What you need to do:
Scan the records below and say how many lines include the word "Validate", giving no other text.

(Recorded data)
== Segment start ==

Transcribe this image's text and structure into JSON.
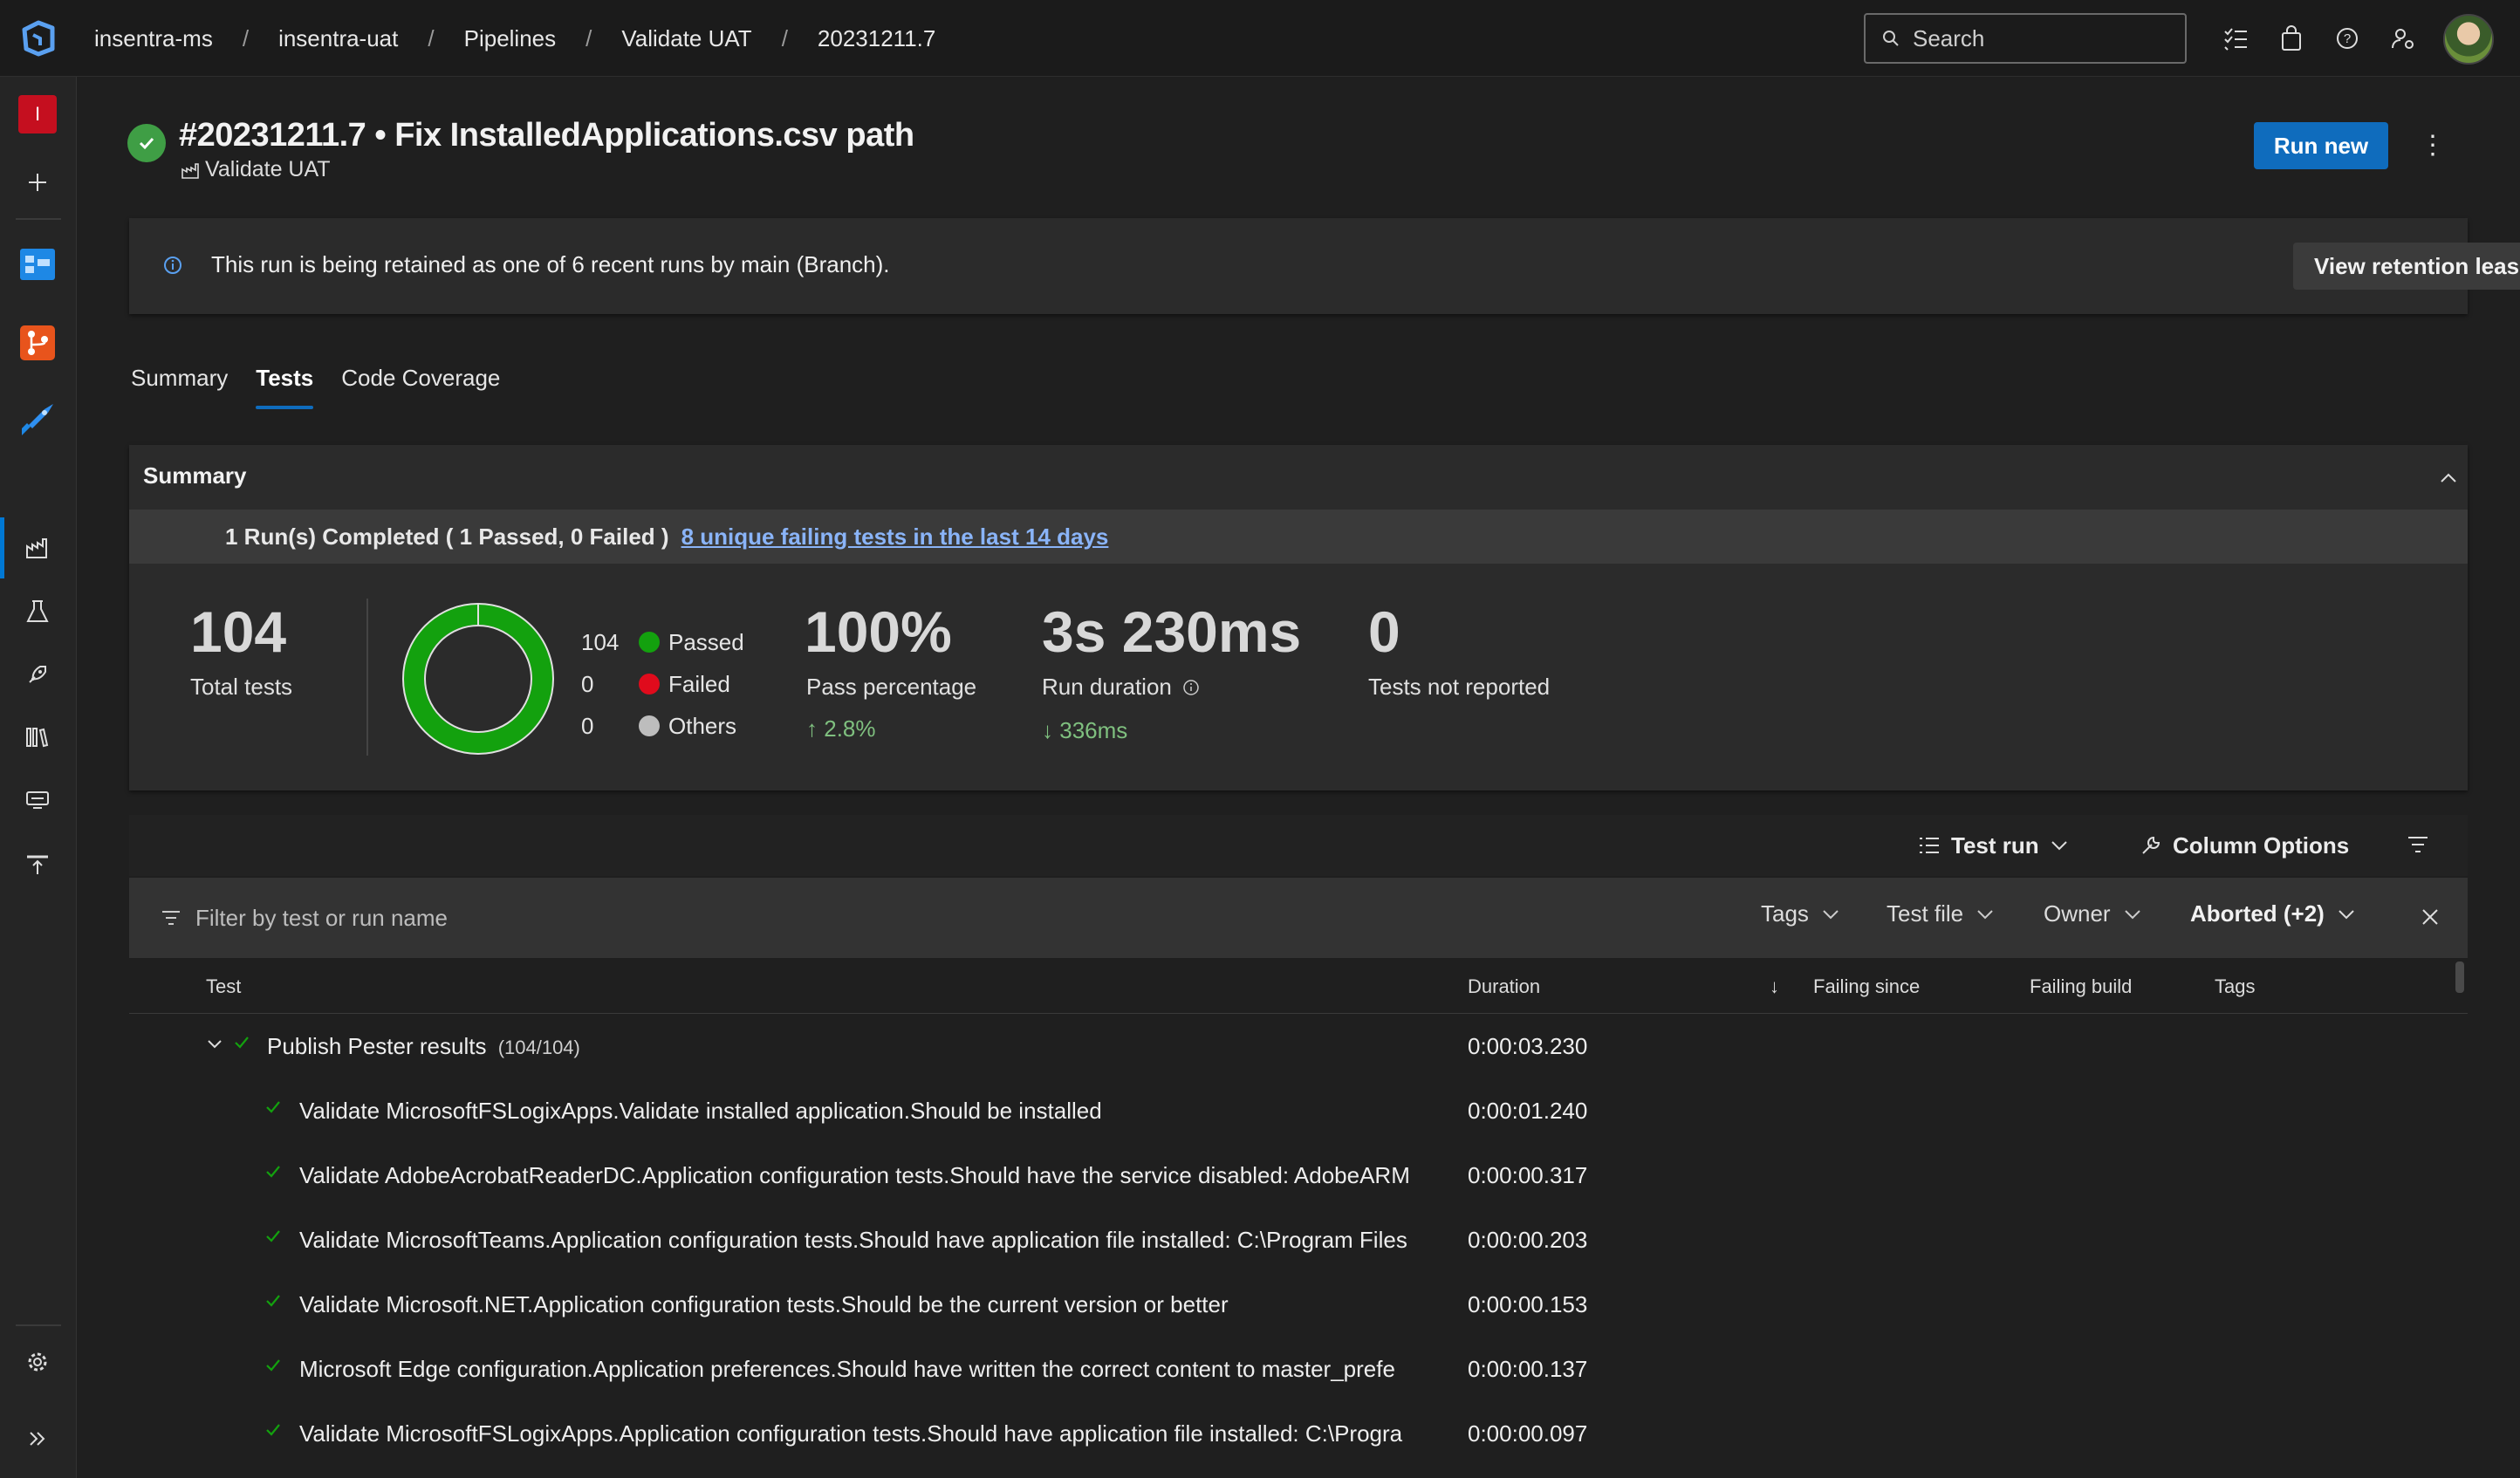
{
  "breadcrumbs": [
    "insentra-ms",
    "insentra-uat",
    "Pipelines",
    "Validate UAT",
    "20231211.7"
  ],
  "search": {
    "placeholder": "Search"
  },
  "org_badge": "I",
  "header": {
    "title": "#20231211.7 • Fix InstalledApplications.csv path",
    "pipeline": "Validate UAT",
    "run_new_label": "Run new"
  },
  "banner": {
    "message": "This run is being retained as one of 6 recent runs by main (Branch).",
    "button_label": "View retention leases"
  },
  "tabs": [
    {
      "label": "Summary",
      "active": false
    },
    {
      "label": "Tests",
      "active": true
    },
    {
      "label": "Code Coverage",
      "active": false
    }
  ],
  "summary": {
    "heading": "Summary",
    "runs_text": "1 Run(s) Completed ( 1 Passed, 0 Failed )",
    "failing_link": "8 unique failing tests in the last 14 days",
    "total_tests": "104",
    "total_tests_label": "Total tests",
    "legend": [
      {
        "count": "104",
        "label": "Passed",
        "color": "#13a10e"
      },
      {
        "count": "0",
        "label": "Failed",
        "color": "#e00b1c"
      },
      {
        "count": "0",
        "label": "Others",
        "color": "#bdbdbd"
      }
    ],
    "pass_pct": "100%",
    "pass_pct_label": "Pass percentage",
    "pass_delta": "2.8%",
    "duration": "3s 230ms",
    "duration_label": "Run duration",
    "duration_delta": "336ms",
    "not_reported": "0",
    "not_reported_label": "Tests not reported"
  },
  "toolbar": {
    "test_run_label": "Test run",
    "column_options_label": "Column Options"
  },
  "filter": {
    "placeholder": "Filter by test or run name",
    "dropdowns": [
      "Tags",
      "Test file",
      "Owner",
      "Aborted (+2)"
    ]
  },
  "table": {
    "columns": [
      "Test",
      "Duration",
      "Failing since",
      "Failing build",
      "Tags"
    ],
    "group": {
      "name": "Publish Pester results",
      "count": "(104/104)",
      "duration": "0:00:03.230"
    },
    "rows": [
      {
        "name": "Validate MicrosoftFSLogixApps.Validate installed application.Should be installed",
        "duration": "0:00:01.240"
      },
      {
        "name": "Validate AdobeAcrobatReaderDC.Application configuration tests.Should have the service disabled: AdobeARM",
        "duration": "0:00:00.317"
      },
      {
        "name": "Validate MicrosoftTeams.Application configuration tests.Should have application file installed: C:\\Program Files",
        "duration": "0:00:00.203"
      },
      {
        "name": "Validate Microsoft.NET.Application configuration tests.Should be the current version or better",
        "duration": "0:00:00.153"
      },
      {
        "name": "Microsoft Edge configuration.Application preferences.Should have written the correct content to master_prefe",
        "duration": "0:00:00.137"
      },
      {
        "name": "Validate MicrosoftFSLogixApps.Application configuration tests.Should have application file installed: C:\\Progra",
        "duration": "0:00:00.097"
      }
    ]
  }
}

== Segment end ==
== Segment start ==

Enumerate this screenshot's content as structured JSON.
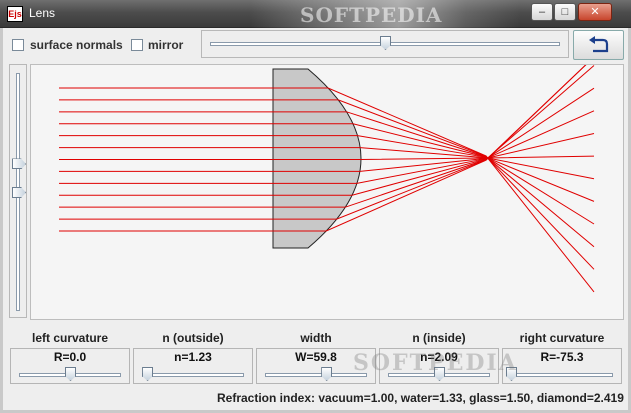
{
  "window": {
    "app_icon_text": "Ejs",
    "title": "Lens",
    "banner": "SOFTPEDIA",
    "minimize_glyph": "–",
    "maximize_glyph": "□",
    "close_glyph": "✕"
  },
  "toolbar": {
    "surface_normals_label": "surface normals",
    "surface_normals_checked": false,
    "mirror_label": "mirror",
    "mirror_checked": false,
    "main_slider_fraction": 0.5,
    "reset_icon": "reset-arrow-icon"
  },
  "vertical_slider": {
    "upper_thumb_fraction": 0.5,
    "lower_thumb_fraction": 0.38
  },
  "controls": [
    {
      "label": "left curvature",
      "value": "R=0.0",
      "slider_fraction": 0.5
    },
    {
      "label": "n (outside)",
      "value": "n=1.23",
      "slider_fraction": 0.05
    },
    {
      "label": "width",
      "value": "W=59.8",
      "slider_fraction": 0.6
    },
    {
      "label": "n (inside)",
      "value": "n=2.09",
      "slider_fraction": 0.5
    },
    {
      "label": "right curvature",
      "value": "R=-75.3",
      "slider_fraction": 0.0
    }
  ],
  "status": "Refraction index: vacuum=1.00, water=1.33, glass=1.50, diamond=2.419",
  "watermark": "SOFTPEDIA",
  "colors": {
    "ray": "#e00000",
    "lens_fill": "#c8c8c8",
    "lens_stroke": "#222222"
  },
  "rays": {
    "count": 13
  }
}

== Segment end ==

Response to this task:
7